■ WORK ORDER
Go through the entries and set each one down exactly.

Excerpts from an interface dataset
● ● ● ● ● ● ●

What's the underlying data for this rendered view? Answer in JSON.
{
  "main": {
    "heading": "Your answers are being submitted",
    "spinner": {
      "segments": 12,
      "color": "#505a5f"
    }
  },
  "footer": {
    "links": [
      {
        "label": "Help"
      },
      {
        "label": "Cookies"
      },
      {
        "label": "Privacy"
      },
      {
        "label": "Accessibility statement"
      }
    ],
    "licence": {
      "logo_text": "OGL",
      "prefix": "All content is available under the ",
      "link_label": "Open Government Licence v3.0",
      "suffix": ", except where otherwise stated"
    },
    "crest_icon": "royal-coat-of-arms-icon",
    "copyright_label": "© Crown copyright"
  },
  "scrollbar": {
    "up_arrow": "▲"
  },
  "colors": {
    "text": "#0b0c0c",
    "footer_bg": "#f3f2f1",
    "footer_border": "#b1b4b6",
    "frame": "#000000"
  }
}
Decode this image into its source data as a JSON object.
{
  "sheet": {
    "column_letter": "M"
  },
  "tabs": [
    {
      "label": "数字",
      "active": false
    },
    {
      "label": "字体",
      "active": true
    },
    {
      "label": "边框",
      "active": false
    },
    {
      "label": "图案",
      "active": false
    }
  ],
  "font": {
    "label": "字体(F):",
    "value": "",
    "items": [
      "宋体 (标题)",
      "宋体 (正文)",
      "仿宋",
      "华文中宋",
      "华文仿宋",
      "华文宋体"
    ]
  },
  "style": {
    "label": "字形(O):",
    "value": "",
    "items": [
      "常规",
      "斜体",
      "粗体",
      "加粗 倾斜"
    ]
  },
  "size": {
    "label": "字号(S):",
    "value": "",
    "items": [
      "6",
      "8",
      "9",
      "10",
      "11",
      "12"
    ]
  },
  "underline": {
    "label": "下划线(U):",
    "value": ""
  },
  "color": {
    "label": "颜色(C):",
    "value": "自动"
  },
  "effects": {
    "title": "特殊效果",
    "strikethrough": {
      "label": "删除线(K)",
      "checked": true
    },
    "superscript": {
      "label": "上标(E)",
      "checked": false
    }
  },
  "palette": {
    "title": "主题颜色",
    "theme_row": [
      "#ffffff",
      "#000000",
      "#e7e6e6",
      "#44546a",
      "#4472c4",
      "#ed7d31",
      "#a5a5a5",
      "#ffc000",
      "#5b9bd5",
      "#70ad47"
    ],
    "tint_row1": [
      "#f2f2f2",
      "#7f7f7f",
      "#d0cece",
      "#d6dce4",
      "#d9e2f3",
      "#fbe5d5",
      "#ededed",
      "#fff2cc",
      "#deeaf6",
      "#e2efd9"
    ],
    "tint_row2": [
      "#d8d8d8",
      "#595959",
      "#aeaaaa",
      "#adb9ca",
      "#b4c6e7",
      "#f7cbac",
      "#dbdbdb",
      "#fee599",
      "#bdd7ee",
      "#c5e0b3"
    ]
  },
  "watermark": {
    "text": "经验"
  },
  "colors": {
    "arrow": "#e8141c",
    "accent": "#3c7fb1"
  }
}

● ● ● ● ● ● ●

■ THE ANSWER
What's the underlying data for this rendered view? Answer in JSON.
{
  "main": {
    "heading": "Your answers are being submitted",
    "spinner": {
      "segments": 12,
      "color": "#505a5f"
    }
  },
  "footer": {
    "links": [
      {
        "label": "Help"
      },
      {
        "label": "Cookies"
      },
      {
        "label": "Privacy"
      },
      {
        "label": "Accessibility statement"
      }
    ],
    "licence": {
      "logo_text": "OGL",
      "prefix": "All content is available under the ",
      "link_label": "Open Government Licence v3.0",
      "suffix": ", except where otherwise stated"
    },
    "crest_icon": "royal-coat-of-arms-icon",
    "copyright_label": "© Crown copyright"
  },
  "scrollbar": {
    "up_arrow": "▲"
  },
  "colors": {
    "text": "#0b0c0c",
    "footer_bg": "#f3f2f1",
    "footer_border": "#b1b4b6",
    "frame": "#000000"
  }
}
Decode this image into its source data as a JSON object.
{
  "sheet": {
    "column_letter": "M"
  },
  "tabs": [
    {
      "label": "数字",
      "active": false
    },
    {
      "label": "字体",
      "active": true
    },
    {
      "label": "边框",
      "active": false
    },
    {
      "label": "图案",
      "active": false
    }
  ],
  "font": {
    "label": "字体(F):",
    "value": "",
    "items": [
      "宋体 (标题)",
      "宋体 (正文)",
      "仿宋",
      "华文中宋",
      "华文仿宋",
      "华文宋体"
    ]
  },
  "style": {
    "label": "字形(O):",
    "value": "",
    "items": [
      "常规",
      "斜体",
      "粗体",
      "加粗 倾斜"
    ]
  },
  "size": {
    "label": "字号(S):",
    "value": "",
    "items": [
      "6",
      "8",
      "9",
      "10",
      "11",
      "12"
    ]
  },
  "underline": {
    "label": "下划线(U):",
    "value": ""
  },
  "color": {
    "label": "颜色(C):",
    "value": "自动"
  },
  "effects": {
    "title": "特殊效果",
    "strikethrough": {
      "label": "删除线(K)",
      "checked": true
    },
    "superscript": {
      "label": "上标(E)",
      "checked": false
    }
  },
  "palette": {
    "title": "主题颜色",
    "theme_row": [
      "#ffffff",
      "#000000",
      "#e7e6e6",
      "#44546a",
      "#4472c4",
      "#ed7d31",
      "#a5a5a5",
      "#ffc000",
      "#5b9bd5",
      "#70ad47"
    ],
    "tint_row1": [
      "#f2f2f2",
      "#7f7f7f",
      "#d0cece",
      "#d6dce4",
      "#d9e2f3",
      "#fbe5d5",
      "#ededed",
      "#fff2cc",
      "#deeaf6",
      "#e2efd9"
    ],
    "tint_row2": [
      "#d8d8d8",
      "#595959",
      "#aeaaaa",
      "#adb9ca",
      "#b4c6e7",
      "#f7cbac",
      "#dbdbdb",
      "#fee599",
      "#bdd7ee",
      "#c5e0b3"
    ]
  },
  "watermark": {
    "text": "经验"
  },
  "colors": {
    "arrow": "#e8141c",
    "accent": "#3c7fb1"
  }
}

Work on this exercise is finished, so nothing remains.